7 7 2004): See also for a compelling visualization of the interrelationships of various forms of contemplative practice. iv William James, Principles of Psychology (New York: H. Holt and Company, 1890). v This phrase comes from Gary Snyder s latest book Danger On Peaks (Washington, DC: Shoemaker & Hoard, 2004). vi Hart, Opening the Contemplative Mind, pp vii Susan Wegner, on page 4 of resources/pubs/case_studies.pdf. viii These comments on contemplative epistemology owe much to Arthur Zajonc s keynote during the Contemplative Practices and Education conference. He has also published other articles on ways of knowing.
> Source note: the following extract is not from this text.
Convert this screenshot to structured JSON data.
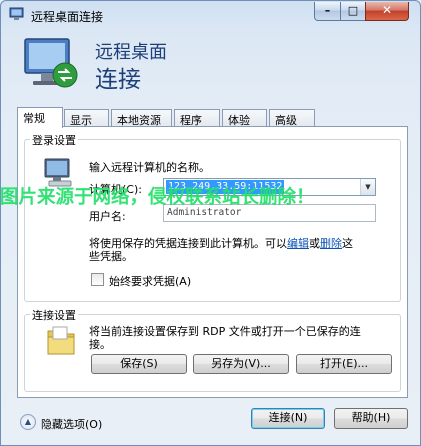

See, for instance, his Spirituality in Higher Education, available online at ix This understanding of the relationship of Asian and Greek philosophies to Christian mysticism was articulated by Arthur Zajonc during his conference keynote address. x See Pema Chodron, Comfortable with Uncertainty: 108 Teachings (Boston: Shambhala, 2002). xi M. C. Richards, The Public School and the Education of the Whole Person, in Opening Our Moral Eye, ed. Deborah J. Haynes (Hudson, NY: Lindisfarne, 1996).